In addition to data, I routinely have backups for the applications I use. Not the same application, but other software that more or less does the same thing. For example, on my home machine I can use Lotus Symphony, OpenOffice.org, Apple iWork, or Google Documents to create and edit documents. I don’t have, nor need, Microsoft Office for the Mac. Until recently I had NeoOffice but the current quality of Symphony and OpenOffice.org made it unnecessary.
If something goes wrong with one of these applications, I can switch to another. If one does something better than the others, I can use that. It only works if I can interchange data and, without getting into the whole story, is why I’m so bullish on standards like ODF.
Things can go wrong with software when something changes in its environment (e.g., an operating system update); when it itself is changed, updated, or corrupted; or when something it uses gets updated or breaks (e.g., an extension or plugin). This happened to me last week with the FireFox browser.
I use several extensions with FireFox, although some are still installed though they get little action. Last week I restarted the browser and accepted the proposed updates to several extensions, as usual. They were installed and I didn’t think much of it. Later that day I discovered that GMail wasn’t working, and it was complaining of a loop in the URL address redirection. I was having this problem on my desktop machine but not my laptop.
I Twittered about the problem and I got one response that someone else was seeing the same problem, but others were not. I was very busy that day and so didn’t have a lot of time to debug the problem. I just switched to the Apple Safari browser and got on with my life. I use Opera as an alternate browser in this way as well.
Had I set out to debug it it, I would have asked myself several questions:
- What changed on my machine recently, especially anything concerning FireFox or GMail?
- What did I have on the machine that worked vs. the machine that didn’t?
- Has anyone else reported the problem and found the solution?

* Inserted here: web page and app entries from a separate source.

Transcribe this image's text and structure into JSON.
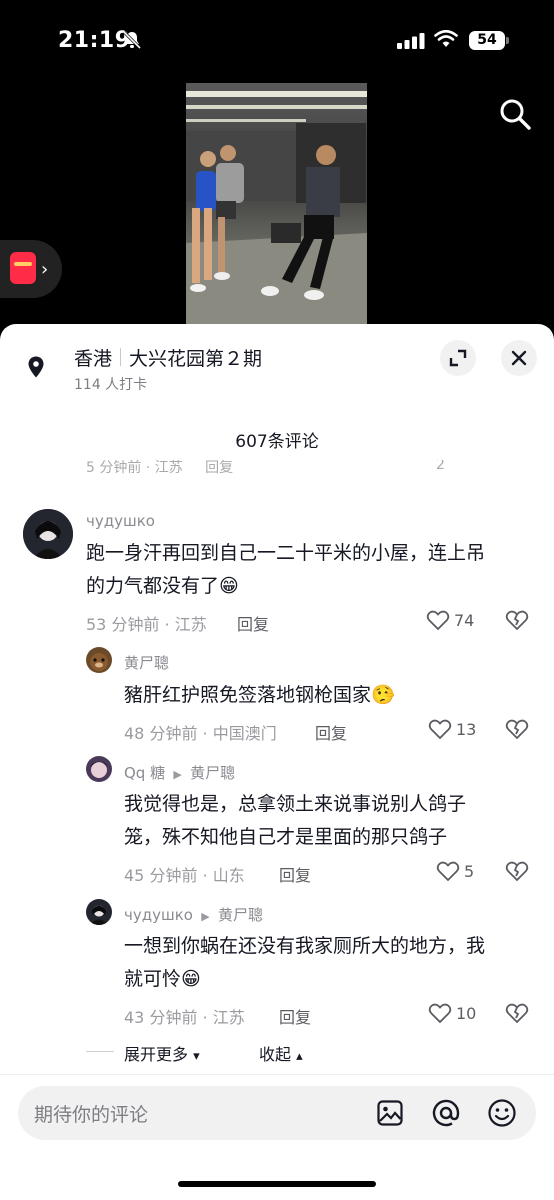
{
  "status_bar": {
    "time": "21:19",
    "battery": "54"
  },
  "location": {
    "city": "香港",
    "place": "大兴花园第２期",
    "checkins": "114 人打卡"
  },
  "comments_count": "607条评论",
  "cut_row": {
    "meta": "5 分钟前 · 江苏",
    "reply": "回复",
    "likes": "2"
  },
  "comments": [
    {
      "user": "чудушко",
      "text_line1": "跑一身汗再回到自己一二十平米的小屋，连上吊",
      "text_line2": "的力气都没有了😁",
      "meta": "53 分钟前 · 江苏",
      "reply": "回复",
      "likes": "74"
    }
  ],
  "replies": [
    {
      "user": "黄尸聰",
      "text_line1": "豬肝红护照免签落地钢枪国家🤥",
      "meta": "48 分钟前 · 中国澳门",
      "reply": "回复",
      "likes": "13"
    },
    {
      "user": "Qq 糖",
      "reply_to": "黄尸聰",
      "text_line1": "我觉得也是，总拿领土来说事说别人鸽子",
      "text_line2": "笼，殊不知他自己才是里面的那只鸽子",
      "meta": "45 分钟前 · 山东",
      "reply": "回复",
      "likes": "5"
    },
    {
      "user": "чудушко",
      "reply_to": "黄尸聰",
      "text_line1": "一想到你蜗在还没有我家厕所大的地方，我",
      "text_line2": "就可怜😁",
      "meta": "43 分钟前 · 江苏",
      "reply": "回复",
      "likes": "10"
    }
  ],
  "footer": {
    "expand_more": "展开更多",
    "collapse": "收起"
  },
  "input": {
    "placeholder": "期待你的评论"
  },
  "icons": {
    "search": "search-icon",
    "location": "location-pin-icon",
    "expand": "expand-icon",
    "close": "close-icon",
    "like": "heart-icon",
    "dislike": "broken-heart-icon",
    "image": "image-icon",
    "mention": "at-icon",
    "emoji": "emoji-icon"
  },
  "colors": {
    "accent_red": "#ff2b47",
    "text": "#161823",
    "muted": "#9a9ba0"
  }
}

Because I was in a hurry (and not too proud), I began with the last item. I did a web search and discovered that last week’s update to the GMail Manager extension for FireFox was the problem. I uninstalled it and, voila!, the problem went away. I didn’t use that extension any more and, in fact, for that reason I didn’t have it on my laptop. Even if it gets fixed, I’m not going to bother reinstalling it.
So make sure you have backups for your data but also make sure you have alternative ways of working should your usual applications decide to stop cooperating.